another year, another cycle
Anyways, over the last few weeks a lot of folks have commented on the need to re-examine the training of new DBAs and more in general, the issue of training people for future IT positions.
Because there is a very definite fall in enrollment numbers in the traditional education channels, when it comes to IT. At last someone has started to pay attention to it, it's been very obvious since even before the dot.com burst...
A lot has been said already about that burst and its consequences. Rather than repeat tired arguments, I'm going back a bit more and re-visit the late 70s-early 80s, when we suffered a similar drop in numbers of IT people.
Back then, the problem was very definitely that the traditional education channels - the university and the CS course - were completely out of tune with the reality of IT. The curriculum of most courses was hopelessly behind the times and not relevant at all to the then current IT environment and its needs.
The vast majority of jobs in IT had no need for skills in building CPUs: what we needed then was more C programmers, more people capable of taking a spec and transform it into a running program. We therefore had a major drop in CS enrollments and a consequent lack of "trained" folks in the workforce. Well, what we had was folks trained in the wrong skills, but the end result was the same.
I'm of the view that what we are seeing now is a repeat of similar circumstances! I am not suggesting that CS courses are teaching out of date skills, no. But that they are not teaching what the IT industry needs. And as a result, enrollments dwindle. Just like they did in the 80s. And of course, we have less "trained" folks around.
Yes, IT has changed and anyone who refuses to accept that is in cloud nine. And of course, with that change has come a change in needs. We no longer need heaps of folks out there trained in the subtleties of writing C, or Java, or any other language for that matter!
What IT needs is folks that can analyze a situation and/or problem, find a viable solution and then follow it through implementation by building on existing blocks and re-linking them into a working solution.
The time when folks sat down at a desk and wrote incredibly long reams of code per day is long gone. If and when that is needed, we can always offshore/outsource it to where it is more cost-effective to do so. But the number of times that is required is ridiculously low, in the normal run-of-the-mill IT site nowadays.
Sure: there is still a need for programmers. For companies that *do* write software, to sell. But that is NOT - by any stretch of the imagination - the vast majority of IT work out there.
Perhaps we should ask then: what is IT nowadays?
In my neck of the woods, it's very simple: it's the setting up of an infra-structure that can reliably execute the modules necessary to solve business requirements and needs.

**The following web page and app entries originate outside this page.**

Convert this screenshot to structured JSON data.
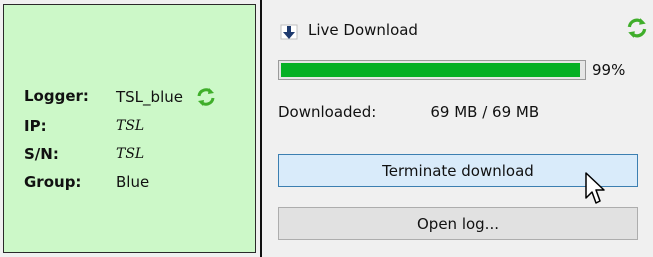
{
  "logger": {
    "labels": {
      "logger": "Logger:",
      "ip": "IP:",
      "sn": "S/N:",
      "group": "Group:"
    },
    "values": {
      "logger": "TSL_blue",
      "ip": "TSL",
      "sn": "TSL",
      "group": "Blue"
    },
    "sync_icon": "sync-icon"
  },
  "download": {
    "title": "Live Download",
    "title_icon": "download-arrow-icon",
    "progress": 0.99,
    "progress_text": "99%",
    "downloaded_label": "Downloaded:",
    "downloaded_value": "69 MB / 69 MB",
    "terminate_label": "Terminate download",
    "open_log_label": "Open log..."
  },
  "colors": {
    "left_panel_bg": "#ccf8c8",
    "progress_fill": "#06b025",
    "button_hover_bg": "#d9ebfa",
    "button_hover_border": "#3c7fb1"
  }
}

A lot of hot air to mean just this: being involved in selecting adequate execution environments that are flexible and performant enough to run the commercial packages that the company's business requires.
And interconnect them in a fashion that makes the whole bigger than the sum of the parts: for example, no longer is it enough to stash away all facts in a DW, one has to be able to come up with a working design that is able to efficiently and effectively offload some of that data into other areas for further analysis/processing.
The days of the "data centre" as the raison d'être of the IT department are gone: what we have now is a resource that must be flexible enough to provide input to other areas of the business, in a reliable and consistent fashion.
And no: that does NOT involve writing "interface" programs. The tools are already there, we just have to use them to build the required links. Rather than "re-invent the wheel".
And yes: this involves being able to provide flat files for folks to play with, in their spreadsheets/analysis tools!
Now, where does the current curriculum of CS courses fit into this? It doesn't, does it? Ergo, no interest.
So maybe, just maybe mind you, we should re-examine our own training turf rather than blame economic changes on the lack of interest in IT training or IT itself as a career?
Anyways: on a lighter note...
"I've got an itch riiiiiight theeeeere!"
Stunning birds, these ones: huge, yet very graceful. They remind me of 747 aircraft, in a way.
Now, this one reminded me of something else:
No, really? Got any well positioned dungeons with a nice view? :-)
And here is that crazy SQLPuss again, looking at ghosts: